Oh and that reputation? It never fails to get a boost by sharing the accomplishments with those people who “have everything and aren’t even aware of how good they have it”. Because they get shocked, amazed, then downright awed that I… super busy single mama accomplished all of that while still putting one foot in front of the other determined to achieve my dream. My ultimate goal.
(My ultimate goal: To not break and live to see another day so I can achieve my dream.)
So yes, when we achieve our daily goals, we get benefits from it.
We get a reputation.
A good one.
One that says we’re dedicated and a hard worker.

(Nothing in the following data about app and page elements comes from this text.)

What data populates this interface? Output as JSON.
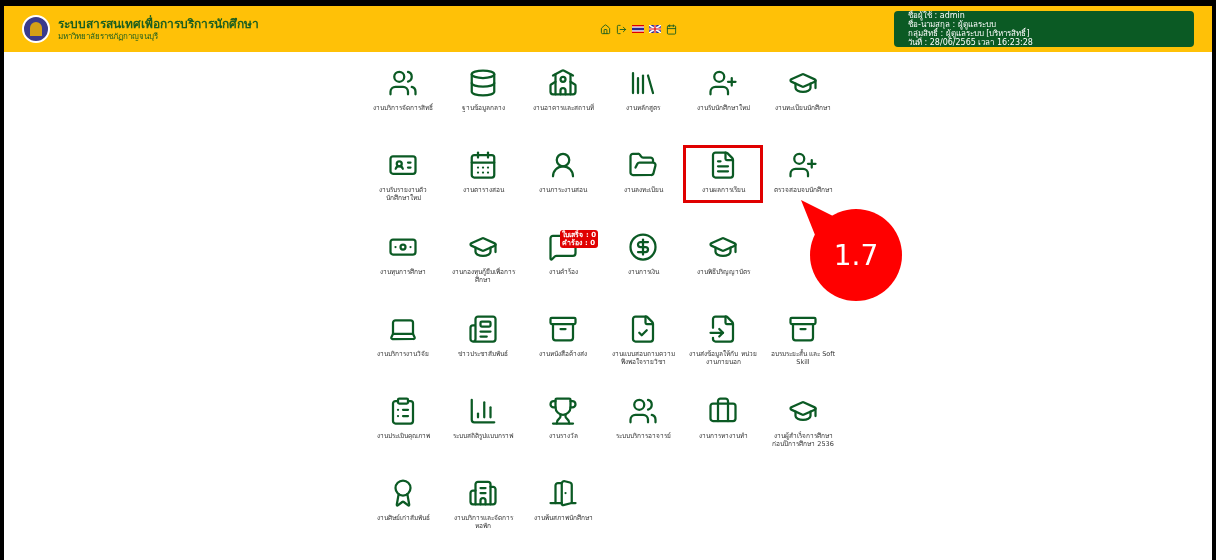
{
  "header": {
    "title": "ระบบสารสนเทศเพื่อการบริการนักศึกษา",
    "subtitle": "มหาวิทยาลัยราชภัฏกาญจนบุรี"
  },
  "user_info": [
    "ชื่อผู้ใช้ : admin",
    "ชื่อ-นามสกุล : ผู้ดูแลระบบ",
    "กลุ่มสิทธิ์ : ผู้ดูแลระบบ [บริหารสิทธิ์]",
    "วันที่ : 28/06/2565 เวลา 16:23:28"
  ],
  "menu": [
    {
      "kind": "item",
      "label": "งานบริการจัดการสิทธิ์",
      "selected": false
    },
    {
      "kind": "item",
      "label": "ฐานข้อมูลกลาง",
      "selected": false
    },
    {
      "kind": "item",
      "label": "งานอาคารและสถานที่",
      "selected": false
    },
    {
      "kind": "item",
      "label": "งานหลักสูตร",
      "selected": false
    },
    {
      "kind": "item",
      "label": "งานรับนักศึกษาใหม่",
      "selected": false
    },
    {
      "kind": "item",
      "label": "งานทะเบียนนักศึกษา",
      "selected": false
    },
    {
      "kind": "item",
      "label": "งานรับรายงานตัว นักศึกษาใหม่",
      "selected": false
    },
    {
      "kind": "item",
      "label": "งานตารางสอน",
      "selected": false
    },
    {
      "kind": "item",
      "label": "งานภาระงานสอน",
      "selected": false
    },
    {
      "kind": "item",
      "label": "งานลงทะเบียน",
      "selected": false
    },
    {
      "kind": "item",
      "label": "งานผลการเรียน",
      "selected": true
    },
    {
      "kind": "item",
      "label": "ตรวจสอบจบนักศึกษา",
      "selected": false
    },
    {
      "kind": "item",
      "label": "งานทุนการศึกษา",
      "selected": false
    },
    {
      "kind": "item",
      "label": "งานกองทุนกู้ยืมเพื่อการ ศึกษา",
      "selected": false
    },
    {
      "kind": "item",
      "label": "งานคำร้อง",
      "selected": false,
      "badge": [
        "ใบเสร็จ : 0",
        "คำร้อง : 0"
      ]
    },
    {
      "kind": "item",
      "label": "งานการเงิน",
      "selected": false
    },
    {
      "kind": "item",
      "label": "งานพิธีปริญญาบัตร",
      "selected": false
    },
    {
      "kind": "covered"
    },
    {
      "kind": "item",
      "label": "งานบริการงานวิจัย",
      "selected": false
    },
    {
      "kind": "item",
      "label": "ข่าวประชาสัมพันธ์",
      "selected": false
    },
    {
      "kind": "item",
      "label": "งานหนังสือค้างส่ง",
      "selected": false
    },
    {
      "kind": "item",
      "label": "งานแบบสอบถามความ พึงพอใจรายวิชา",
      "selected": false
    },
    {
      "kind": "item",
      "label": "งานส่งข้อมูลให้กับ หน่วยงานภายนอก",
      "selected": false
    },
    {
      "kind": "item",
      "label": "อบรมระยะสั้น และ Soft Skill",
      "selected": false
    },
    {
      "kind": "item",
      "label": "งานประเมินคุณภาพ",
      "selected": false
    },
    {
      "kind": "item",
      "label": "ระบบสถิติรูปแบบกราฟ",
      "selected": false
    },
    {
      "kind": "item",
      "label": "งานรางวัล",
      "selected": false
    },
    {
      "kind": "item",
      "label": "ระบบบริการอาจารย์",
      "selected": false
    },
    {
      "kind": "item",
      "label": "งานการหางานทำ",
      "selected": false
    },
    {
      "kind": "item",
      "label": "งานผู้สำเร็จการศึกษา ก่อนปีการศึกษา 2536",
      "selected": false
    },
    {
      "kind": "item",
      "label": "งานศิษย์เก่าสัมพันธ์",
      "selected": false
    },
    {
      "kind": "item",
      "label": "งานบริการและจัดการ หอพัก",
      "selected": false
    },
    {
      "kind": "item",
      "label": "งานพ้นสภาพนักศึกษา",
      "selected": false
    }
  ],
  "callout": {
    "label": "1.7"
  }
}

That we’re someone who can be counted on in times of crisis.
You know what kind of crisis I’m talking about… like that one morning when there weren’t any books available to read and instead I had to “make do” and clean the house?
Who in their right mind would rather clean the house than read a damn good book?
No, seriously, I want to know who honestly would rather do that then read about a sexy hot adventure with a hunky alpha who knows how to execute a simple lab protocol that requires a Rod and a Cog?
Not me, says the author of this post who also happens to be a Serial Reader who reads (on average) abut 8-10 new books each week. 8-10, folks. I read 8-10 new books each week. And I love to read books in a series. L-O-V-E reading them and getting my Happily Ever After fix satisfied.
Okaaaay, and now that I’ve resorted to begging… it’s time to wrap things up and pop the question I’ve been dying to ask since I started this rambling post…
What type of author do you want to be?
One who can be counted on to deliver new content on a regular basis or one who gets to it when she can?
I’m hoping you chose to be the latter and not the former, because nothing says I care (about you the READER) and please come read more of my books as much as writing and putting out new content on a regular, consistent (dependable) basis.
Or as my new BrainyQuote BFF says it…
And on that note–I’m out. Take care and happy task list checking off!